May 10, 2006
Language eyed as Fed set to raise rates
By Tim Ahmann
WASHINGTON (Reuters) - The Federal Reserve is set to raise
interest rates on Wednesday to the highest level in five years
and may use a post-meeting statement to open the door to a
pause after 16 straight, well-telegraphed hikes.
Meeting for only the second time under Chairman Ben
Bernanke, the central bank's policy-setting Federal Open Market
Committee appears certain to raise the overnight federal funds
rate by a quarter-percentage point to 5 percent.
The meeting began at 8:30 a.m., a half-hour earlier than
usual, a Fed official said. The central bank cited no reason
for the early start.
The latest Fed salvo against inflation would take the
benchmark lending rate to its highest level since April 2001,
just after the U.S. economy slipped into recession.
The seeming certainty of the rate decision, which will be
announced around 2:15 p.m., stands in contrast to the questions
surrounding what the Fed might say about its future plans in
its post-meeting announcement.
Some economists think the widely anticipated rate increase
will be the last in a cycle dating to June 2004; others think
officials might take no action at their subsequent meeting in
June but that the economy's momentum will force the Fed to push
credit costs higher later in the year to keep inflation tamped
The heightened uncertainty is also in evidence at the
central bank, and policy-makers are expected to step back from
guidance they offered after the last rate hike in March that
"some further policy firming may be needed."
"The trick will be to choose language that prevents the
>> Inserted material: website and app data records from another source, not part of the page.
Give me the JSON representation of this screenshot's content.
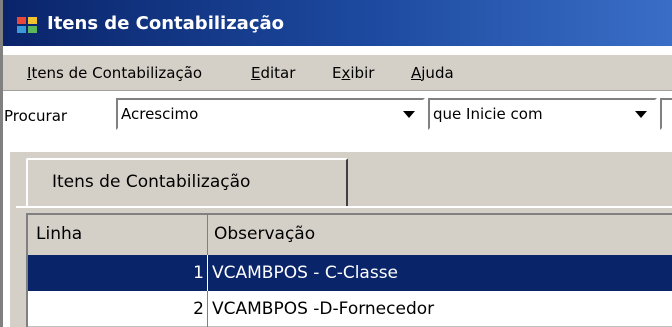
{
  "window": {
    "title": "Itens de Contabilização",
    "icon": "app-blocks-icon"
  },
  "menu": [
    {
      "label": "Itens de Contabilização",
      "mnemonic": "I"
    },
    {
      "label": "Editar",
      "mnemonic": "E"
    },
    {
      "label": "Exibir",
      "mnemonic": "x"
    },
    {
      "label": "Ajuda",
      "mnemonic": "A"
    }
  ],
  "search": {
    "label": "Procurar",
    "field_value": "Acrescimo",
    "condition_value": "que Inicie com"
  },
  "tabs": [
    {
      "label": "Itens de Contabilização",
      "active": true
    }
  ],
  "grid": {
    "columns": [
      "Linha",
      "Observação"
    ],
    "rows": [
      {
        "linha": "1",
        "observacao": "VCAMBPOS - C-Classe",
        "selected": true
      },
      {
        "linha": "2",
        "observacao": "VCAMBPOS -D-Fornecedor",
        "selected": false
      }
    ]
  },
  "colors": {
    "title_bar": "#0a246a",
    "selection": "#0a246a",
    "face": "#d4d0c8"
  }
}
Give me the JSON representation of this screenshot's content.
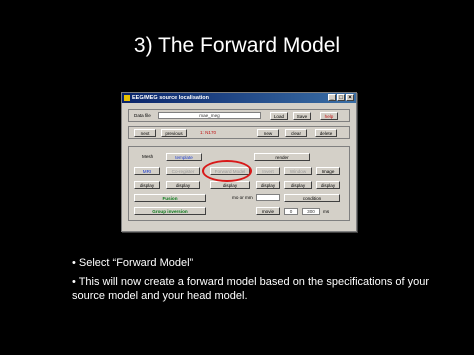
{
  "slide": {
    "title": "3) The Forward Model"
  },
  "window": {
    "title": "EEG/MEG source localisation",
    "controls": [
      "_",
      "□",
      "×"
    ]
  },
  "top": {
    "data_file_label": "Data file",
    "data_file_value": "mae_meg",
    "load": "Load",
    "save": "Save",
    "help": "help"
  },
  "nav": {
    "next": "next",
    "previous": "previous",
    "status": "1: N170",
    "new": "new",
    "clear": "clear",
    "delete": "delete"
  },
  "mesh": {
    "mesh_label": "Mesh",
    "template": "template",
    "render": "render",
    "mri": "MRI",
    "compute": "Co-register",
    "forward_model": "Forward Model",
    "invert": "Invert",
    "window": "Window",
    "image": "Image",
    "display": "display",
    "fusion": "Fusion",
    "mo_or_mm": "mo or mm",
    "condition": "condition",
    "group_inversion": "Group inversion",
    "movie": "movie",
    "t0": "0",
    "t1": "300",
    "ms": "ms"
  },
  "bullets": [
    "• Select “Forward Model”",
    "• This will now create a forward model based on the specifications of your source model and your head model."
  ],
  "colors": {
    "highlight_ring": "#d81818",
    "titlebar": "#0a246a"
  }
}
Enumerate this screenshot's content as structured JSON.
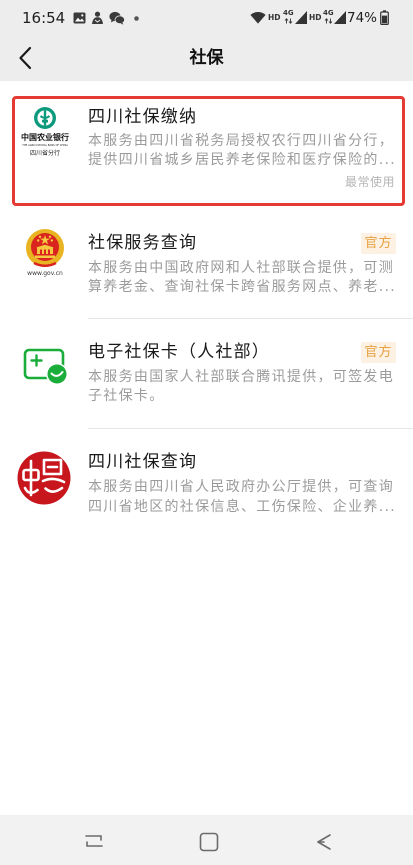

market from finding guidance in the statement where none is
intended," economist Lou Crandall of Wrightson ICAP said in a
note to clients. But Crandall added the Fed would "have to be
careful not to soften the language too much for fear of
appearing to signal that the tightening cycle is over."
Economists at Goldman Sachs said carving out room for a
possible pause after foreshadowing rate hikes for the past two
years poses "an unprecedented challenge" for the Fed.
Bernanke told Congress two weeks ago the Fed could pause at
some point, even if inflation risks were not entirely balanced,
in order to assess incoming data and get a clearer sense of the
He said, however, such a pause would not preclude further
rate moves and economists expect the Fed's statement to
indicate a willingness to continue to push rates higher.
"We believe the rate hike on Wednesday will mark the last
of the current tightening cycle, but even if we are right and
the Fed does move to the sidelines, it deliberately will not
tell us the tightening cycle is over," David Rosenberg, North
American economist at Merrill Lynch, wrote in a research note.
The difficulty of the Fed's task is underscored by the
tension between the central bank's forecast of slower growth
ahead with recent signs of bubbling inflation pressures.
The Fed's favored gauge of core consumer prices rose a
stiff 0.3 percent in March, pushing the 12-month increase up to
2 percent -- the top of Bernanke's comfort zone. It appears
inflation expectations are drifting up as well.
However, in a potential sign of slowing economic growth,
the economy created only 138,000 jobs in April, far fewer than
analysts had expected.